Each line that contains "kind" needs to be copied from the listing.
*****
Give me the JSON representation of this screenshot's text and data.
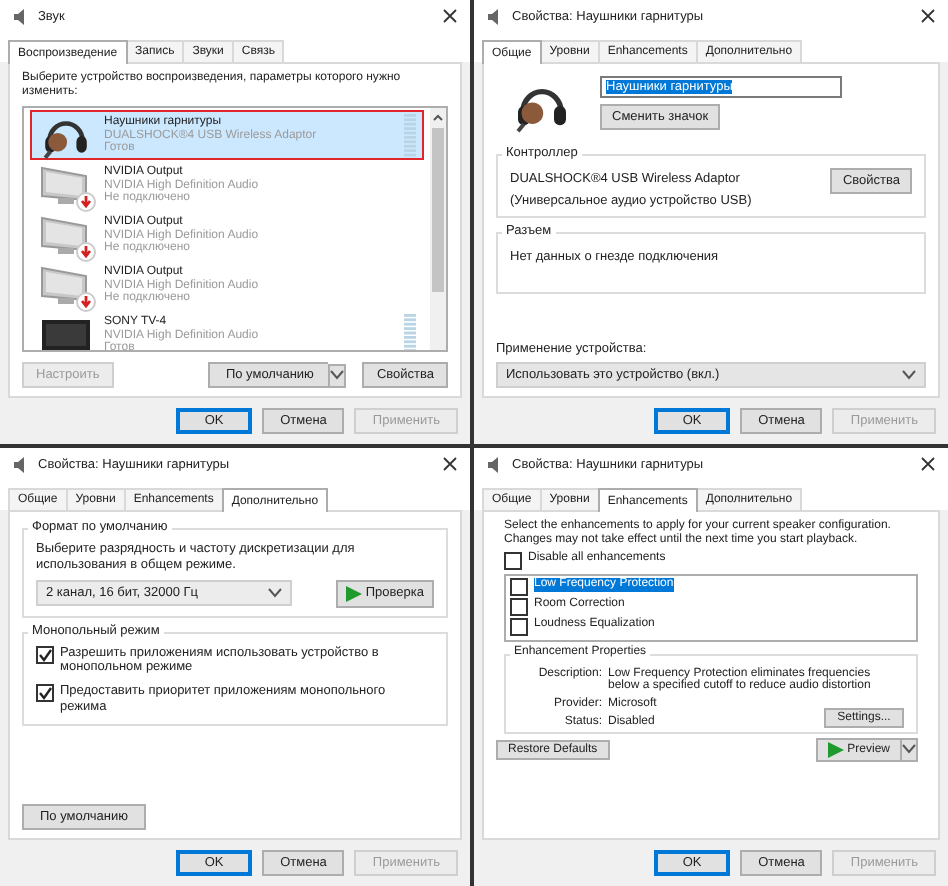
{
  "panels": [
    {
      "kind": "sound",
      "title": "Звук",
      "tabs": [
        {
          "label": "Воспроизведение",
          "selected": true
        },
        {
          "label": "Запись",
          "selected": false
        },
        {
          "label": "Звуки",
          "selected": false
        },
        {
          "label": "Связь",
          "selected": false
        }
      ],
      "prompt": "Выберите устройство воспроизведения, параметры которого нужно изменить:",
      "devices": [
        {
          "kind": "headset",
          "name": "Наушники гарнитуры",
          "driver": "DUALSHOCK®4 USB Wireless Adaptor",
          "status": "Готов",
          "connected": true,
          "selected": true
        },
        {
          "kind": "monitor",
          "name": "NVIDIA Output",
          "driver": "NVIDIA High Definition Audio",
          "status": "Не подключено",
          "connected": false,
          "selected": false
        },
        {
          "kind": "monitor",
          "name": "NVIDIA Output",
          "driver": "NVIDIA High Definition Audio",
          "status": "Не подключено",
          "connected": false,
          "selected": false
        },
        {
          "kind": "monitor",
          "name": "NVIDIA Output",
          "driver": "NVIDIA High Definition Audio",
          "status": "Не подключено",
          "connected": false,
          "selected": false
        },
        {
          "kind": "tv",
          "name": "SONY TV-4",
          "driver": "NVIDIA High Definition Audio",
          "status": "Готов",
          "connected": true,
          "selected": false
        }
      ],
      "actions": [
        {
          "label": "Настроить",
          "disabled": true,
          "dropdown": false
        },
        {
          "label": "По умолчанию",
          "disabled": false,
          "dropdown": true
        },
        {
          "label": "Свойства",
          "disabled": false,
          "dropdown": false
        }
      ],
      "footer": [
        {
          "label": "OK",
          "disabled": false,
          "focused": true
        },
        {
          "label": "Отмена",
          "disabled": false,
          "focused": false
        },
        {
          "label": "Применить",
          "disabled": true,
          "focused": false
        }
      ]
    },
    {
      "kind": "general",
      "title": "Свойства: Наушники гарнитуры",
      "tabs": [
        {
          "label": "Общие",
          "selected": true
        },
        {
          "label": "Уровни",
          "selected": false
        },
        {
          "label": "Enhancements",
          "selected": false
        },
        {
          "label": "Дополнительно",
          "selected": false
        }
      ],
      "name_value": "Наушники гарнитуры",
      "change_icon": "Сменить значок",
      "controller": {
        "title": "Контроллер",
        "line1": "DUALSHOCK®4 USB Wireless Adaptor",
        "line2": "(Универсальное аудио устройство USB)",
        "button": "Свойства"
      },
      "jack": {
        "title": "Разъем",
        "text": "Нет данных о гнезде подключения"
      },
      "usage_label": "Применение устройства:",
      "usage_value": "Использовать это устройство (вкл.)",
      "footer": [
        {
          "label": "OK",
          "disabled": false,
          "focused": true
        },
        {
          "label": "Отмена",
          "disabled": false,
          "focused": false
        },
        {
          "label": "Применить",
          "disabled": true,
          "focused": false
        }
      ]
    },
    {
      "kind": "advanced",
      "title": "Свойства: Наушники гарнитуры",
      "tabs": [
        {
          "label": "Общие",
          "selected": false
        },
        {
          "label": "Уровни",
          "selected": false
        },
        {
          "label": "Enhancements",
          "selected": false
        },
        {
          "label": "Дополнительно",
          "selected": true
        }
      ],
      "format": {
        "title": "Формат по умолчанию",
        "text": "Выберите разрядность и частоту дискретизации для использования в общем режиме.",
        "value": "2 канал, 16 бит, 32000 Гц",
        "test": "Проверка"
      },
      "exclusive": {
        "title": "Монопольный режим",
        "options": [
          {
            "label": "Разрешить приложениям использовать устройство в монопольном режиме",
            "checked": true
          },
          {
            "label": "Предоставить приоритет приложениям монопольного режима",
            "checked": true
          }
        ]
      },
      "restore": "По умолчанию",
      "footer": [
        {
          "label": "OK",
          "disabled": false,
          "focused": true
        },
        {
          "label": "Отмена",
          "disabled": false,
          "focused": false
        },
        {
          "label": "Применить",
          "disabled": true,
          "focused": false
        }
      ]
    },
    {
      "kind": "enhancements",
      "title": "Свойства: Наушники гарнитуры",
      "tabs": [
        {
          "label": "Общие",
          "selected": false
        },
        {
          "label": "Уровни",
          "selected": false
        },
        {
          "label": "Enhancements",
          "selected": true
        },
        {
          "label": "Дополнительно",
          "selected": false
        }
      ],
      "intro": "Select the enhancements to apply for your current speaker configuration. Changes may not take effect until the next time you start playback.",
      "disable_all": {
        "label": "Disable all enhancements",
        "checked": false
      },
      "enhancements": [
        {
          "label": "Low Frequency Protection",
          "checked": false,
          "selected": true
        },
        {
          "label": "Room Correction",
          "checked": false,
          "selected": false
        },
        {
          "label": "Loudness Equalization",
          "checked": false,
          "selected": false
        }
      ],
      "properties": {
        "title": "Enhancement Properties",
        "rows": [
          {
            "key": "Description:",
            "value": "Low Frequency Protection eliminates frequencies below a specified cutoff to reduce audio distortion"
          },
          {
            "key": "Provider:",
            "value": "Microsoft"
          },
          {
            "key": "Status:",
            "value": "Disabled"
          }
        ],
        "settings": "Settings..."
      },
      "restore": "Restore Defaults",
      "preview": "Preview",
      "footer": [
        {
          "label": "OK",
          "disabled": false,
          "focused": true
        },
        {
          "label": "Отмена",
          "disabled": false,
          "focused": false
        },
        {
          "label": "Применить",
          "disabled": true,
          "focused": false
        }
      ]
    }
  ]
}
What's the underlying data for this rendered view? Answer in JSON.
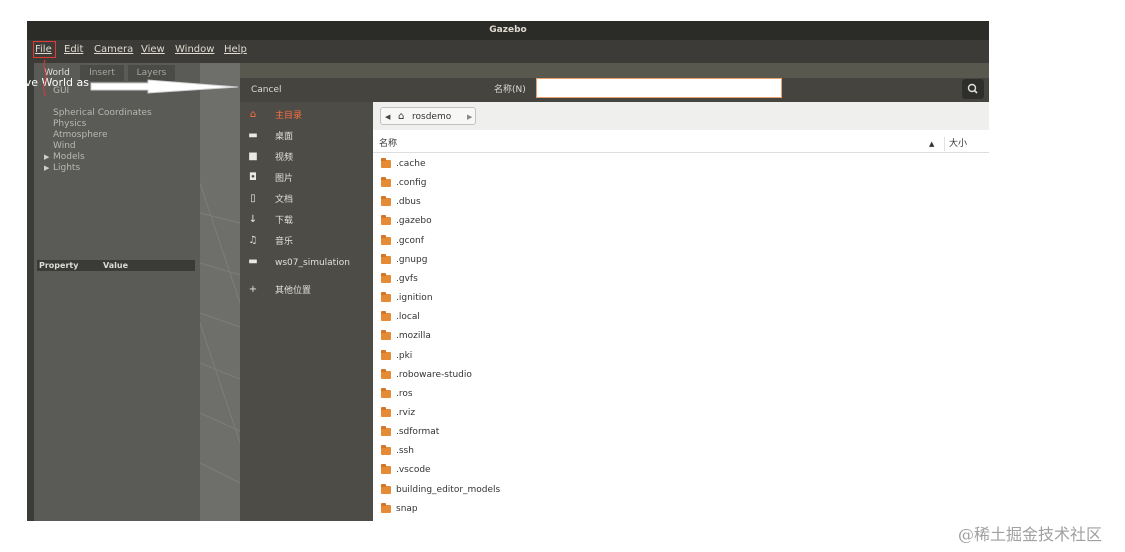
{
  "window": {
    "title": "Gazebo"
  },
  "menu": [
    "File",
    "Edit",
    "Camera",
    "View",
    "Window",
    "Help"
  ],
  "left_panel": {
    "tabs": [
      "World",
      "Insert",
      "Layers"
    ],
    "tree": [
      "GUI",
      "Spherical Coordinates",
      "Physics",
      "Atmosphere",
      "Wind",
      "Models",
      "Lights"
    ],
    "property_header": {
      "property": "Property",
      "value": "Value"
    }
  },
  "annotation": {
    "label": "Save World as"
  },
  "dialog": {
    "cancel_label": "Cancel",
    "name_label": "名称(N)",
    "name_value": "",
    "places": [
      {
        "label": "主目录",
        "icon": "home-icon",
        "glyph": "⌂"
      },
      {
        "label": "桌面",
        "icon": "folder-icon",
        "glyph": "▬"
      },
      {
        "label": "视频",
        "icon": "video-icon",
        "glyph": "■"
      },
      {
        "label": "图片",
        "icon": "camera-icon",
        "glyph": "◘"
      },
      {
        "label": "文档",
        "icon": "document-icon",
        "glyph": "▯"
      },
      {
        "label": "下载",
        "icon": "download-icon",
        "glyph": "↓"
      },
      {
        "label": "音乐",
        "icon": "music-icon",
        "glyph": "♫"
      },
      {
        "label": "ws07_simulation",
        "icon": "folder-icon",
        "glyph": "▬"
      },
      {
        "label": "其他位置",
        "icon": "plus-icon",
        "glyph": "+"
      }
    ],
    "path": {
      "current": "rosdemo"
    },
    "columns": {
      "name": "名称",
      "size": "大小"
    },
    "files": [
      ".cache",
      ".config",
      ".dbus",
      ".gazebo",
      ".gconf",
      ".gnupg",
      ".gvfs",
      ".ignition",
      ".local",
      ".mozilla",
      ".pki",
      ".roboware-studio",
      ".ros",
      ".rviz",
      ".sdformat",
      ".ssh",
      ".vscode",
      "building_editor_models",
      "snap"
    ]
  },
  "watermark": "@稀土掘金技术社区",
  "colors": {
    "accent": "#ff7043",
    "folder": "#e58a35",
    "highlight_box": "#e53935"
  }
}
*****
Answer section:
      "kind": "sound",
          "kind": "headset",
          "kind": "monitor",
          "kind": "monitor",
          "kind": "monitor",
          "kind": "tv",
      "kind": "general",
      "kind": "advanced",
      "kind": "enhancements",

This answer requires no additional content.